About this exercise ▸ Exactly as written, output each record given below.

##### Records provided

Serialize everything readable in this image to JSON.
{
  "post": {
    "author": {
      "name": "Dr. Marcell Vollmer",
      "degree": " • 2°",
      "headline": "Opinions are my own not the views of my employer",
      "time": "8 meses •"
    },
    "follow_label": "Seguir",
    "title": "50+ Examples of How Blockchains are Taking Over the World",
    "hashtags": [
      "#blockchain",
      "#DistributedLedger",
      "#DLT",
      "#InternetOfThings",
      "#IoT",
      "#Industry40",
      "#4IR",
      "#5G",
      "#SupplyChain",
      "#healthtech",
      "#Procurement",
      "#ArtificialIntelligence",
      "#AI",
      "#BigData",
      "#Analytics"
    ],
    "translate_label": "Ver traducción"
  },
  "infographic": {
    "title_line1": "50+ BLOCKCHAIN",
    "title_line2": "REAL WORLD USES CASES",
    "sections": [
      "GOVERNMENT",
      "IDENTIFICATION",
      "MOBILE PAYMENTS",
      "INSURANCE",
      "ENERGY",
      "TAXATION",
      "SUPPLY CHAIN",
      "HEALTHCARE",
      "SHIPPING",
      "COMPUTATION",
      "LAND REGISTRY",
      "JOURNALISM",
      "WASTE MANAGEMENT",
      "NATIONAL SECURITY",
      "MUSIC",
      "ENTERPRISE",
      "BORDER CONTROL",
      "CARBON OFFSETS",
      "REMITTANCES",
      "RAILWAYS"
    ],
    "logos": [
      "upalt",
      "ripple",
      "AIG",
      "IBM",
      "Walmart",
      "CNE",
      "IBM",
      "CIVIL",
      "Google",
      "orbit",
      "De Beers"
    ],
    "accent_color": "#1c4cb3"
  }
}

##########

Solution for this task ▸
Serialize everything readable in this image to JSON.
{
  "post": {
    "author": {
      "name": "Dr. Marcell Vollmer",
      "degree": " • 2°",
      "headline": "Opinions are my own not the views of my employer",
      "time": "8 meses •"
    },
    "follow_label": "Seguir",
    "title": "50+ Examples of How Blockchains are Taking Over the World",
    "hashtags": [
      "#blockchain",
      "#DistributedLedger",
      "#DLT",
      "#InternetOfThings",
      "#IoT",
      "#Industry40",
      "#4IR",
      "#5G",
      "#SupplyChain",
      "#healthtech",
      "#Procurement",
      "#ArtificialIntelligence",
      "#AI",
      "#BigData",
      "#Analytics"
    ],
    "translate_label": "Ver traducción"
  },
  "infographic": {
    "title_line1": "50+ BLOCKCHAIN",
    "title_line2": "REAL WORLD USES CASES",
    "sections": [
      "GOVERNMENT",
      "IDENTIFICATION",
      "MOBILE PAYMENTS",
      "INSURANCE",
      "ENERGY",
      "TAXATION",
      "SUPPLY CHAIN",
      "HEALTHCARE",
      "SHIPPING",
      "COMPUTATION",
      "LAND REGISTRY",
      "JOURNALISM",
      "WASTE MANAGEMENT",
      "NATIONAL SECURITY",
      "MUSIC",
      "ENTERPRISE",
      "BORDER CONTROL",
      "CARBON OFFSETS",
      "REMITTANCES",
      "RAILWAYS"
    ],
    "logos": [
      "upalt",
      "ripple",
      "AIG",
      "IBM",
      "Walmart",
      "CNE",
      "IBM",
      "CIVIL",
      "Google",
      "orbit",
      "De Beers"
    ],
    "accent_color": "#1c4cb3"
  }
}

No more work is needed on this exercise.